Now we use a material that was donated by Laird Plastics – DiCORE composite material. It has a layer of white aluminum foil on the outside and black expanded PVC on the inside. It is the perfect material for our class. Expanded PVC is easy to cut and we rarely break any bits. Any details stand out because it is black inside. It is light, strong, and can be cut with tin snips.
We are fortunate to have a panel saw and miter saw right in the lab. We are able to quickly chop down four by eight-foot sheets of material for student use. You’ll want a plan before committing to getting a CNC machine.
Don’t forget about CNC dust
Dust is a problem with CNC machines. No matter what is being cut, microparticle are being expelled into the air. Our first attempt to collect dust was with cheap shop vacs. Next, we purchased a 55-gallon dust collector.

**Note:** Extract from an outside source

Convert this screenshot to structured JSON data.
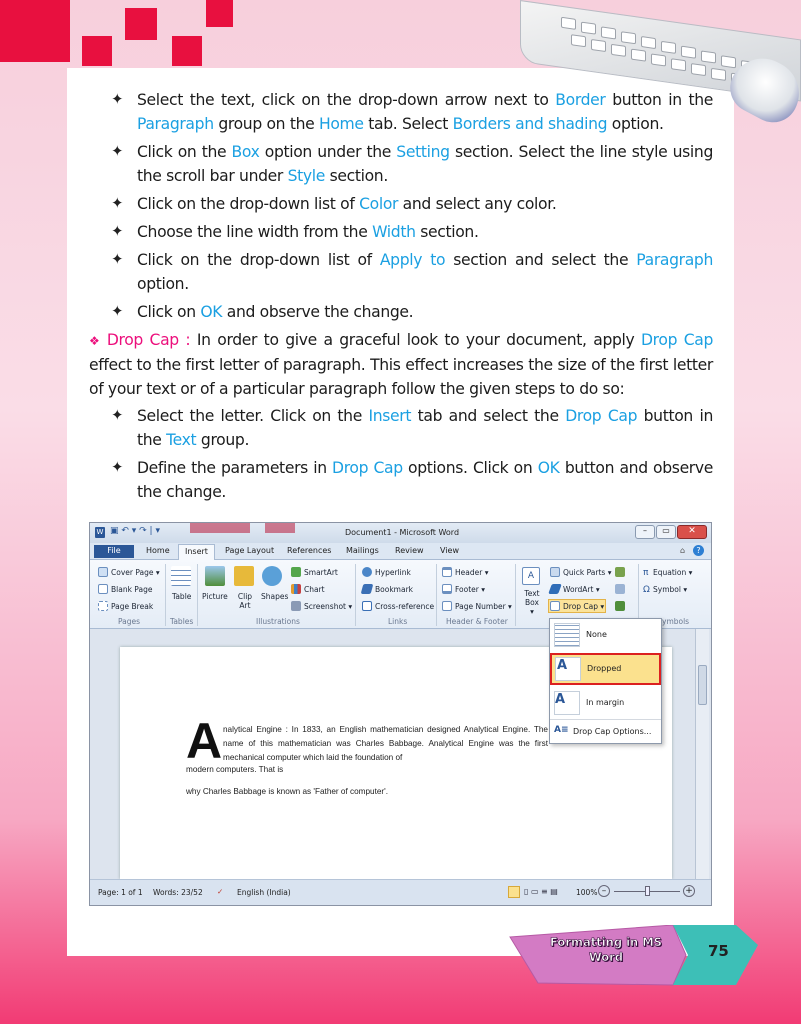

Both of these vent their air into the room and did not collect the fine dust particles. Most classrooms will have this problem.
Our eventual solution was to put the dust collector below the external vent in the Innovative Arts Lab. When the room was built, a switch in the wall would turn on an exhaust in the ceiling that vents outside. The fine dust particles are directed into the exhaust. Getting a proper dust collection installed would be many thousands of dollars and was not considered an option.
3D Printing has a few advantages over CNC
The dust problem needs to be addressed for the health of the teacher and students.
Materials need to be cut down to size to fit inside a CNC machine. Middle school CNC projects are usually modest-sized but precut materials are expensive. Middle school students make mistakes and will need a second piece of material to try again.
I recommend many cheap 3D printers to a single expensive one.
Objects can have much more detail and depth since 3d printing is an additive process.
Teaching kids how to 3D design and print is much more enjoyable than the slightly frustrating process of giving a middle school class experience with a CNC machine. Working with a an entire class of creators is much easier if you start with the 3D printers over the CNC machines. I put together my curriculum for teaching 5th graders TinkerCAD as a course that anyone can purchase. It is also available for free to anyone who signs up for the Puzzle Shift Create email list.
I have not created a “teaching CNC to middle school students” lesson plan because I am unsure that anyone would want that. Please reach out to me if you would find that useful.
Innovative Arts is about helping kids to become creators of their own type and machines like the CNC make it possible. The hardest lesson to learn that it is not about the machine, however. It is about helping kids to see what is possible using all of the resources (and machines) that they have available to them to dive headfirst into something they find interesting.
Please connect on social media or leave a comment if you found this at all useful.
Do you work with students in a makerspace or STEM Lab?
I started the Creators Co-op because I could buy materials for my students in bulk for much, much less than retail price. The bulk discount is available to other teachers and Co-op members. I run this because I want to help more students to be able to learn how to create with affordable supplies.
Sponsors are needed to make it work
Sponsoring the Creators Co-op and Puzzle Shift Create will help bring more materials to the Co-op and help develop the Innovative Arts curriculum. Without sponsors, none of this would be possible. Learn more here.